- _Instructions for the task_
Go through the records and give the number of lines that include "location", with nothing else.

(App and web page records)
-*-*-

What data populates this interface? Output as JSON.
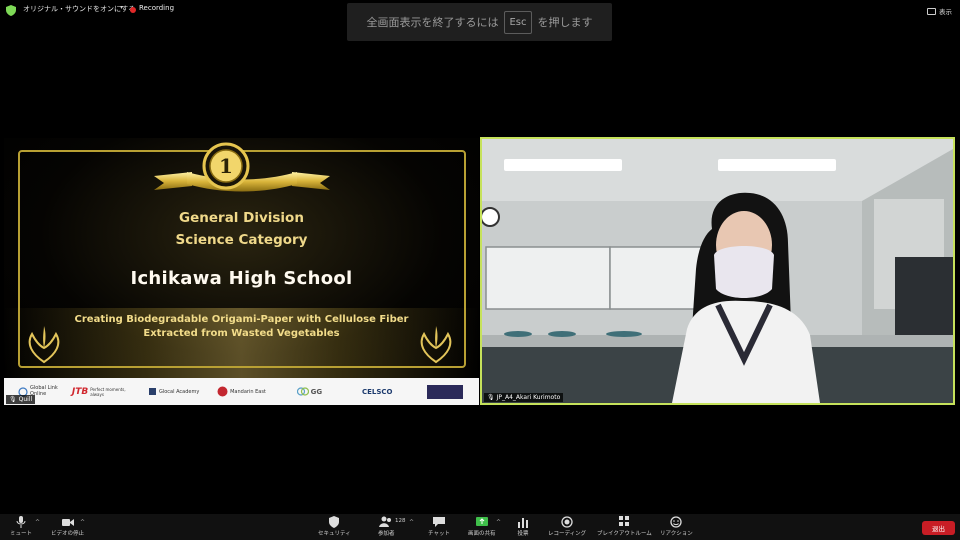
{
  "top_bar": {
    "original_sound_label": "オリジナル・サウンドをオンにする",
    "recording_label": "Recording",
    "view_label": "表示"
  },
  "fullscreen_banner": {
    "prefix": "全画面表示を終了するには",
    "key": "Esc",
    "suffix": "を押します"
  },
  "shared_screen": {
    "medal_number": "1",
    "division": "General Division",
    "category": "Science Category",
    "school": "Ichikawa High School",
    "research_line1": "Creating Biodegradable Origami-Paper with Cellulose Fiber",
    "research_line2": "Extracted from Wasted Vegetables",
    "sponsors": [
      {
        "name": "Global Link",
        "sub": "Online"
      },
      {
        "name": "JTB",
        "sub": "Perfect moments, always"
      },
      {
        "name": "Glocal Academy",
        "sub": ""
      },
      {
        "name": "Mandarin East",
        "sub": ""
      },
      {
        "name": "GG",
        "sub": ""
      },
      {
        "name": "CELSCO",
        "sub": ""
      },
      {
        "name": "",
        "sub": ""
      }
    ],
    "host_name": "Quill"
  },
  "video_tile": {
    "participant_name": "JP_A4_Akari Kurimoto"
  },
  "toolbar": {
    "mute": "ミュート",
    "stop_video": "ビデオの停止",
    "security": "セキュリティ",
    "participants": "参加者",
    "participants_count": "128",
    "chat": "チャット",
    "share_screen": "画面の共有",
    "polls": "投票",
    "recording": "レコーディング",
    "breakout_rooms": "ブレイクアウトルーム",
    "reactions": "リアクション",
    "leave": "退出"
  },
  "colors": {
    "active_speaker_border": "#c6e25b",
    "leave_button": "#c81d25",
    "recording_dot": "#e02828",
    "gold": "#f0d98a"
  }
}
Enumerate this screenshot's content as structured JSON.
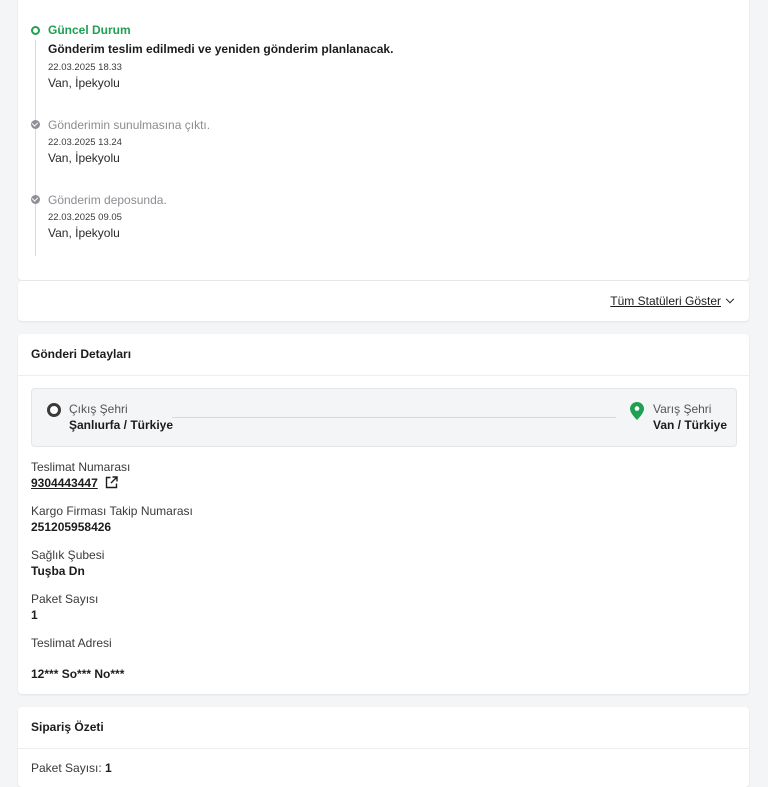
{
  "timeline": {
    "current": {
      "title": "Güncel Durum",
      "message": "Gönderim teslim edilmedi ve yeniden gönderim planlanacak.",
      "time": "22.03.2025 18.33",
      "location": "Van, İpekyolu"
    },
    "items": [
      {
        "title": "Gönderimin sunulmasına çıktı.",
        "time": "22.03.2025 13.24",
        "location": "Van, İpekyolu"
      },
      {
        "title": "Gönderim deposunda.",
        "time": "22.03.2025 09.05",
        "location": "Van, İpekyolu"
      }
    ]
  },
  "show_all_label": "Tüm Statüleri Göster",
  "details": {
    "header": "Gönderi Detayları",
    "origin_label": "Çıkış Şehri",
    "origin_value": "Şanlıurfa / Türkiye",
    "destination_label": "Varış Şehri",
    "destination_value": "Van / Türkiye",
    "fields": {
      "delivery_number_label": "Teslimat Numarası",
      "delivery_number_value": "9304443447",
      "tracking_label": "Kargo Firması Takip Numarası",
      "tracking_value": "251205958426",
      "branch_label": "Sağlık Şubesi",
      "branch_value": "Tuşba Dn",
      "package_count_label": "Paket Sayısı",
      "package_count_value": "1",
      "address_label": "Teslimat Adresi",
      "address_value": "12*** So*** No***"
    }
  },
  "summary": {
    "header": "Sipariş Özeti",
    "package_count_label": "Paket Sayısı:",
    "package_count_value": "1"
  },
  "colors": {
    "accent_green": "#20a052",
    "muted_gray": "#8d9095"
  },
  "icons": {
    "origin": "origin-ring-icon",
    "destination": "location-pin-icon",
    "external": "external-link-icon",
    "chevron": "chevron-down-icon"
  }
}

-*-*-

- _Solution below_
4